It's the great "aha" moment every entrepreneur seeks: You've come up with an idea that no one else has thought of- one that ultimately gets off the ground and really flies. Everybody has ideas, but how do you come up with those million-dollar ideas that translate into big business?
Open Your Eyes
First, take a good look at yourself. What do you do best? Consider what's most important to you and what gets your blood racing, says Robert G. Allen, co-author of Cracking the Millionaire Code: Your Key to Enlightened Wealth. If your interest is dogs, for instance, then start a business that has to do with dogs. If your passion is chocolate, do something that dips your life in chocolate. Thinking about your interests will help you focus your brainstorming and give you the staying power to persevere through the tedious parts of starting a business.
To spark more creativity, put yourself in unusual situations, avoiding the humdrum of everyday life. Meet different people, travel, and read. "Put yourself in areas that stimulate your mind," says Fred Kiesner, chair of the Center for Entrepreneurship at Loyola Marymount University in Los Angeles. Gathering with small groups of friends to brainstorm and imposing a deadline may also boost your imagination.
Another way to hit on a great idea: Take note of the obvious problems you encounter in everyday life. Not enough people allow an idea to permeate their psyche, even if it's staring them in the face. Keep a pad of paper and a pen in your shirt pocket, your purse or on your bedside table. Or start a pile of index cards with ideas written on them.
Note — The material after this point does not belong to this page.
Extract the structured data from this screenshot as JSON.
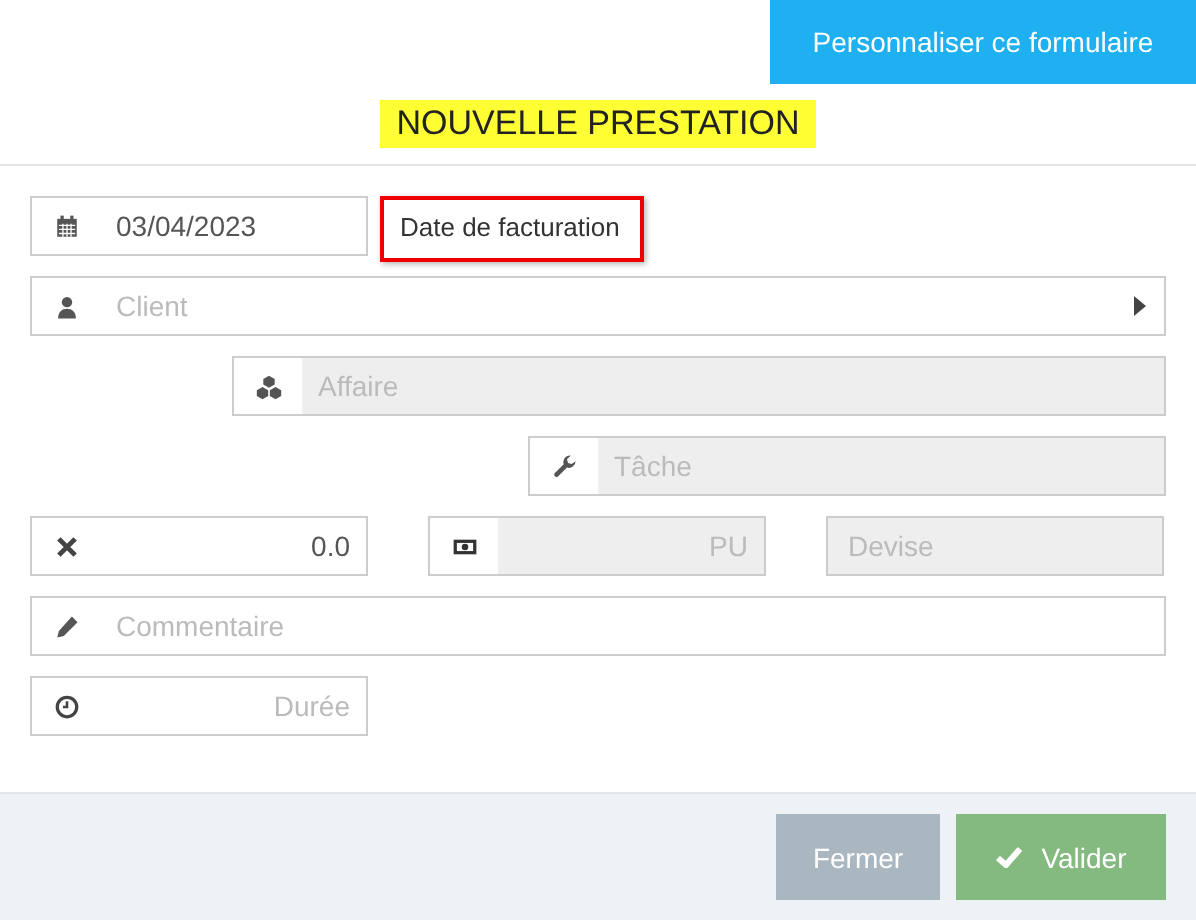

Periodically throw away the ones that don't cut it, and hang on to those that might be before their time, says Rita McGrath, author of MarketBusters: 40 Strategic Moves That Drive Exceptional Business Growth.
Every edition of your daily newspaper contains at least five million-dollar ideas if you know what to look for, says Allen. In fact, he points out, just about every object around you made someone a fortune--whether it's a lamp, your computer or the paint on your walls. Dream up ways to improve or rework those same products to create another big idea.
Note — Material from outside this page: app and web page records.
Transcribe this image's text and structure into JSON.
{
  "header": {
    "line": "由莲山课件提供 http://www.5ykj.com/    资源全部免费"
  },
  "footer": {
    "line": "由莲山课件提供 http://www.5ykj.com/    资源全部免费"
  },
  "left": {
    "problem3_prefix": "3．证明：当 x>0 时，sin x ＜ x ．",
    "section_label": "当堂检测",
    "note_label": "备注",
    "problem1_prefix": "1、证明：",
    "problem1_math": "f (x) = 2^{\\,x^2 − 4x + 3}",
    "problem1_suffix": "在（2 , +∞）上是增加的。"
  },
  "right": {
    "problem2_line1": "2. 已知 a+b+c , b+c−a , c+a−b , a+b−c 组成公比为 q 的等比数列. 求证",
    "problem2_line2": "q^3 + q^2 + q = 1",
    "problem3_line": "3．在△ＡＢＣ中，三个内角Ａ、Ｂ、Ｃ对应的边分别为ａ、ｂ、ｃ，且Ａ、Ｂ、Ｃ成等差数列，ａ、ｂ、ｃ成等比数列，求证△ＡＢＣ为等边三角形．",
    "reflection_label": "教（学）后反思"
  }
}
"Listen to and observe what's going on around you," says Sean Glass, 26, who found the inspiration for his company while standing in a long line at a university bookstore. A sophomore at Yale University in 1999, Glass noticed that most students preferred to make purchases using their student ID cards, which electronically charged purchases to tuition bills. The student-ID checkout line was so long, in fact, that Glass wondered, "What would happen if those same students could use their ID cards to make purchases at businesses--a pizza joint or coffee shop-outside Yale's campus?"
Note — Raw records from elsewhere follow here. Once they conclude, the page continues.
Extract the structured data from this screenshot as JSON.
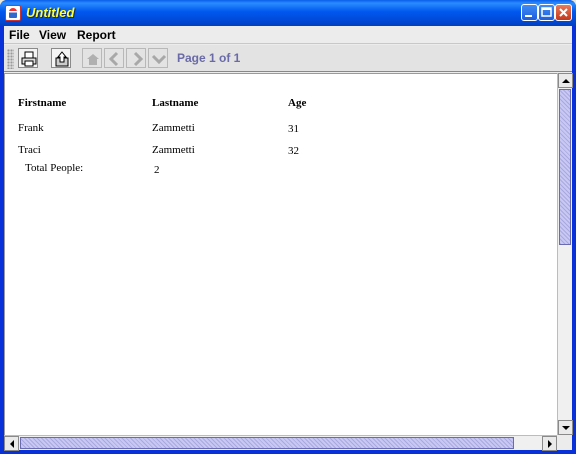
{
  "window": {
    "title": "Untitled"
  },
  "menu": {
    "items": [
      "File",
      "View",
      "Report"
    ]
  },
  "toolbar": {
    "page_label": "Page 1 of 1",
    "buttons": [
      "printer-icon",
      "export-icon",
      "first-page-icon",
      "previous-page-icon",
      "next-page-icon",
      "last-page-icon"
    ]
  },
  "report": {
    "headers": [
      "Firstname",
      "Lastname",
      "Age"
    ],
    "rows": [
      [
        "Frank",
        "Zammetti",
        "31"
      ],
      [
        "Traci",
        "Zammetti",
        "32"
      ]
    ],
    "summary": {
      "label": "Total People:",
      "value": "2"
    }
  },
  "colors": {
    "title_text": "#ffff33",
    "page_label": "#6a6aa8",
    "titlebar": "#0058ee"
  }
}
That question helped lead to the creation of Higher One Inc., a New Haven, Connecticut, business that offers student checking accounts tied to university ID cards. Using ID cards as payment was one of several business ideas that emerged from a 3 a.m. dorm-room brainstorming session with Glass' friends Miles Lasater, 28, and Mark Volchek, 27.
Glass and his friends immediately shared their plan with Yale's then-CFO, Joseph Mullinix, who liked it. But Mullinix helped them expand their business idea by pointing out a bigger problem: There was currently no system for universities to electronically issue refunds or financial aid to students. The trio wanted to fill this void as well, so they presented their idea to the university's advisory board, which is made up of executives from some of the nation's largest companies. Glass listened to the board members' advice and ultimately laid the groundwork for Higher One, which now gives universities across the country the option of electronically issuing refunds and financial aid in addition to providing card-based banking to students. The company has grown to 52 employees, 33 university customers and 127,000 student bank accounts. Glass projects 2006 sales of more than $18 million, and he hopes to grow Higher One into a $100 million company by 2008.
Many entrepreneurs, once they find an idea, isolate themselves because they're afraid someone will steal it. Be cautious, but take a risk by telling people what you want to do, and be open to criticism, says Allen. Talk to potential customers. Ask them what they think. And ask other people in the know, such as potential angel investors or bankers, who will undoubtedly find holes in the plan. Listen to them. Sometimes entrepreneurs get so excited about their ideas, they don't pay any attention when someone waves a red flag. Says Allen, "You can't see [what's in your] blind spots without other people looking at [them]"